Several years ago a young teacher I was working with needed to get a year a mentoring in as part of her certification. We were itinerant staff and our parent organization would not provide her with a mentor because of that status. Having worked with her and so having a feel for what I might need to do, I offered to be her mentor for the year. We spent about half an hour a week, sometimes more, sometimes less in collegial conversations, sharing highlights and concerns. It worked well because we shared a room and had a time when neither of us could schedule students. (We were hourly staff. If students could be scheduled, they were. If not we, mostly, were not there.) When we were each given our own space, the habit of sharing that down time was continued. It was a good experience for both of us.
Mentoring Beginning Teachers: Guiding, Reflecting, Coaching, 2nd Edition by Jean Boreen, Mary K. Johnson, Donna Niday, and Joe Potts discusses how to prepare mentors for the role. I would have benefited from this book back then. It does a nice job of outlining what an ideal program looks like and what real programs end up like and how to make the best of it. By not being too idealistic, the book ends up as a practical coaching guide.
I think that the thing I will use most from this book is a chart on page 65 adapted from Nunan, 1990, p. 82 which is a format for analyzing classroom interactions. As a consultant teacher, one of the things I occasionally have done is charted questioning in terms of who is asked and how often. It reveals interesting things to the teachers I share this with. I see this documentation strategy as good tool for looking at what types of questions and interactions teachers have with the individual students. All too often, my special ed students are not given rich, thoughtful questions to respond to. If we want all our students to become critical thinkers, even our slow processing, language delayed, limited capacity students can be prodded and scaffolded to engage in higher level thought. It may require more time and scaffolding than some of the other students, but it helps prepare them for tasks that we want them to be able to engage in. This sort of data may be valuable to our professional discussions.

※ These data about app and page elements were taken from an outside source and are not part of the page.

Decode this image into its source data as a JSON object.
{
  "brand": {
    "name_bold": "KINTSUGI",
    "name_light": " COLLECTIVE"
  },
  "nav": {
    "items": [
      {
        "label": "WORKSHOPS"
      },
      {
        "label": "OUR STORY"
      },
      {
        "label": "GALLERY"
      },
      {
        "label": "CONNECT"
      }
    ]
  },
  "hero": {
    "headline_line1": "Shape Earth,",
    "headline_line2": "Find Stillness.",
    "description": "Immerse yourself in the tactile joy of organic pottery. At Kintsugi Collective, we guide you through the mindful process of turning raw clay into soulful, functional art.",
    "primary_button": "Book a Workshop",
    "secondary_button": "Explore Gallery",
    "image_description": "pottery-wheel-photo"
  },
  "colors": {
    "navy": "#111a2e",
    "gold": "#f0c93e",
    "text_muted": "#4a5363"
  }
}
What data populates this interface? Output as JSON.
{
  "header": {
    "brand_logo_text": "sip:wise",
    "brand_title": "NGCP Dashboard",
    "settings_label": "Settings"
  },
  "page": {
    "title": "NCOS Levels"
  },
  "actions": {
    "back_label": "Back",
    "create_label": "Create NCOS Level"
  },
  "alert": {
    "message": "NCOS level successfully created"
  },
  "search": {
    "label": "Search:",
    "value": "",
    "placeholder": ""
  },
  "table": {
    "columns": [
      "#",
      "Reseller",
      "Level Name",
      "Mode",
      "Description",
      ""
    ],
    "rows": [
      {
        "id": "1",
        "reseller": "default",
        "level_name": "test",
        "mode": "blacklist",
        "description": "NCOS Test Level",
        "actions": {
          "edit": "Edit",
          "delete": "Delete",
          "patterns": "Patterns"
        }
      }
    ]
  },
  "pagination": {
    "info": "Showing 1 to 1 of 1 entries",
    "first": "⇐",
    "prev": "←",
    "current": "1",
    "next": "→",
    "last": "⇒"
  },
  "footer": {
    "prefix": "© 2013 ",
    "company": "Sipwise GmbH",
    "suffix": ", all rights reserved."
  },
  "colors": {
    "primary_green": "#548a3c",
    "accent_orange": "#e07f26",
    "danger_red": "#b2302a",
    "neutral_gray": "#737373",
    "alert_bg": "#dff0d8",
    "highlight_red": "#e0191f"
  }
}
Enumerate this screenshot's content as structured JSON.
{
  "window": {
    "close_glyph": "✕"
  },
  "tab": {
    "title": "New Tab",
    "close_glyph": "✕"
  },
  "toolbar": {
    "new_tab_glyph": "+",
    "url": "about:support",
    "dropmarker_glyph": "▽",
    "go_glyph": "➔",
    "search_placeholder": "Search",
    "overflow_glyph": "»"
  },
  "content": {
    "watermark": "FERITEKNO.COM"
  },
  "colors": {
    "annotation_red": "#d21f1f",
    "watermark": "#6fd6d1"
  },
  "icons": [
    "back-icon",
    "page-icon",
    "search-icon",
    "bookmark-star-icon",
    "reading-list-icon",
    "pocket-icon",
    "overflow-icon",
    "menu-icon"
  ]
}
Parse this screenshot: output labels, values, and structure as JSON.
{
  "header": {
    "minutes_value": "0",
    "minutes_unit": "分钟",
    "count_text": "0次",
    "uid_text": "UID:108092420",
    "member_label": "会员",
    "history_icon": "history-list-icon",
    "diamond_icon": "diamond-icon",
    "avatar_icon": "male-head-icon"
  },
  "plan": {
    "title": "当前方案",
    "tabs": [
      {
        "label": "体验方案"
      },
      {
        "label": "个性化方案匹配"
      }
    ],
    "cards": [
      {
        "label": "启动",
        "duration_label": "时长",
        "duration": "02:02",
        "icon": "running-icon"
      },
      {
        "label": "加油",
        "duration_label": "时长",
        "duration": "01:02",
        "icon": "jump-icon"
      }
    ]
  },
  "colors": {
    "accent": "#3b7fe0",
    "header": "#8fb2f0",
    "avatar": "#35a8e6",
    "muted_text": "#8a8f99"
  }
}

I enjoyed the examples of interactions throughout the text. They illustrate examples of concern, good practice and behaviors that mere description does not do justice. A key thought that is given is that since no one is perfect, there may not be a "right" time to engage in mentoring. The authors highlight the benefits of mentoring to the mentor as well as the mentee. Probably the biggest weakness is the lack of real strategies to deal with time limitations. Unfortunately, preservice and beginning teachers are overwhelmed with planning, extra curricular responsibilities and coursework while the mentors have busy lives as well. Schools do not always give time for meeting with a mentor and that significantly reduces the effectiveness of the program. Squeezing in less time may not be effective or adequate to meet the needs of the individuals.